Based on Dr. McGarry’s critically acclaimed documentary, Code Black is a medical drama about Angeles Memorial Hospital which has 300 code blacks a year. As the show’s title cards tell us, a code black is an influx of patients so great there aren’t enough resources to treat them.
Nurse Jesse Salinger (Luis Guzman), opens the show with an endearing scene establishing his role as Mama to the new residents. Guzman plays against type successfully; he isn’t a villain or the tough guy as that is largely Dr. Leanne Rorish’ (Marcia Gay Harden) persona. As daddy, she and Salinger double-team the residents to ensure they don’t kill any guests (patients). Their rapport is sweet when they play their version of the dozens with smiles and hugs.
The residents include an overachiever, a confidence-lacking nerd, a recovered drug addict and an age outlier. Like the residents, Dr. Rorish’ back story hasn’t been completely revealed, but Dr. Neal Hudson (Raza Jaffrey) is likely involved. There is tension between the two that is far beyond professional concerns.
The show’s cast is solid and diverse with A list veterans and up-and-coming actors. Their dialogue is sharp though a little cliché. When Rorish tells Hudson, “You are the doctor they want, I am the doctor they need” she succinctly captures their relationship and the tension the show will address this season. Similarly, when Salinger talk-sings Hero to a resident he highlights the world the doctors live in and the one residents will be brought into. When Rorish tells a patient’s young daughter, “You want it straight or you want a lie.” we understand that she cares deeply and wants to help even when her actions and words appear to be harsh.
Code Black is a slow burner. Two episodes in and the show still has not quite introduced its full self. While most shows cram its full identity into its pilot, creator/show runner Michael Seitzman’s confidence is apparent and warranted in this smart, fast-paced medical drama. Like Osso Buco, braised low and slow until the veal is fall-off-the-bone tender, this show has the potential to meld into a delectable dish.
This dark medical drama is a surprise addition to CBS’ catalog of saccharine treats made for middle-America’s palate. Code Black authentically captures the mood and chaos of a busy urban emergency room. The code black scenes are beautifully shot, emphasizing the medical procedures not the doctors; these scenes are poetry in motion; it isn’t about perfection; it’s about capturing the chaotic moment. Its shooting style, documentary, further distinguishes it from its forerunners, ER and Grey’s Anatomy. There is an obvious attempt to avoid soap opera melodrama, however it does fall short of the innovation and depth of The Knick or the glamour and sex of Nip Tuck.

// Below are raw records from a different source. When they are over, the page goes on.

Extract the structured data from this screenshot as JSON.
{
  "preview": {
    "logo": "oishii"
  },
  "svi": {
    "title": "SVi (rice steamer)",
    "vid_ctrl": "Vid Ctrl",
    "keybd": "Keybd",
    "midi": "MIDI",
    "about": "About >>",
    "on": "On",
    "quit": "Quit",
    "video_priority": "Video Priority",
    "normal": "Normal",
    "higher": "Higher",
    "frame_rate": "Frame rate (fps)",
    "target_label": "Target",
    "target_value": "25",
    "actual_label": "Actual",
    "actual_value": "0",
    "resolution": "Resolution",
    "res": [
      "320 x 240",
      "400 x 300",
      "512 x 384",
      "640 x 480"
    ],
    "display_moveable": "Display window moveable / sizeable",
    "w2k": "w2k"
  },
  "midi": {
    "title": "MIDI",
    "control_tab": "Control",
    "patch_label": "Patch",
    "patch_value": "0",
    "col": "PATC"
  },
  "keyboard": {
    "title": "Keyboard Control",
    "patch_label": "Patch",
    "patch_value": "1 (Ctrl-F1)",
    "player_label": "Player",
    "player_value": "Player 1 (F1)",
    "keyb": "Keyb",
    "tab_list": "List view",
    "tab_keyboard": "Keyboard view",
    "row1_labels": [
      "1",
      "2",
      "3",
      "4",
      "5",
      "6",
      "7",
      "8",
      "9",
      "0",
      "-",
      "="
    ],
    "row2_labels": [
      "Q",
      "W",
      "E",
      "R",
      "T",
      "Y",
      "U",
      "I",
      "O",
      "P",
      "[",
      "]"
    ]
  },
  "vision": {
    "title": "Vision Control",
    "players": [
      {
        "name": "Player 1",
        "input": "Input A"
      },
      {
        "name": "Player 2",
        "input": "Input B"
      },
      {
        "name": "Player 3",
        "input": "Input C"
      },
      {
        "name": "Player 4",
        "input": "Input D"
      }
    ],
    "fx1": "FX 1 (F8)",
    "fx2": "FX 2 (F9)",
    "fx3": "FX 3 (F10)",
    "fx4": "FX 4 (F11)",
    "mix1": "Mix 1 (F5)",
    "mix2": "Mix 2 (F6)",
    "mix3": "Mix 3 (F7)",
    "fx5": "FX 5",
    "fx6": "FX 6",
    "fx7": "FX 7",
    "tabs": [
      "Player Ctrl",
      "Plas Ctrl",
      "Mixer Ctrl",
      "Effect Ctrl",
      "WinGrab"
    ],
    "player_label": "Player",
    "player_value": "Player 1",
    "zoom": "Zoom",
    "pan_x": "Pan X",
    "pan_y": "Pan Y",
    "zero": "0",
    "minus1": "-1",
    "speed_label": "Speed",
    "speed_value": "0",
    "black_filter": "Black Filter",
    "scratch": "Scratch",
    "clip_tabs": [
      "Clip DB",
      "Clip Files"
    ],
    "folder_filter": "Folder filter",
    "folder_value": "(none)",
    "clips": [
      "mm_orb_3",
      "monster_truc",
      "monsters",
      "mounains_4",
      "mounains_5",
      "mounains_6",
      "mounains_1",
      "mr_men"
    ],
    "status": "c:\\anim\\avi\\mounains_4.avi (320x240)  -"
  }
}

This show maybe challenging for viewers who have become accustomed to shows that ask nothing of them. Code Black wants you to pay attention, but the real question is, can they keep-up this frenetic pace with engaging story arcs?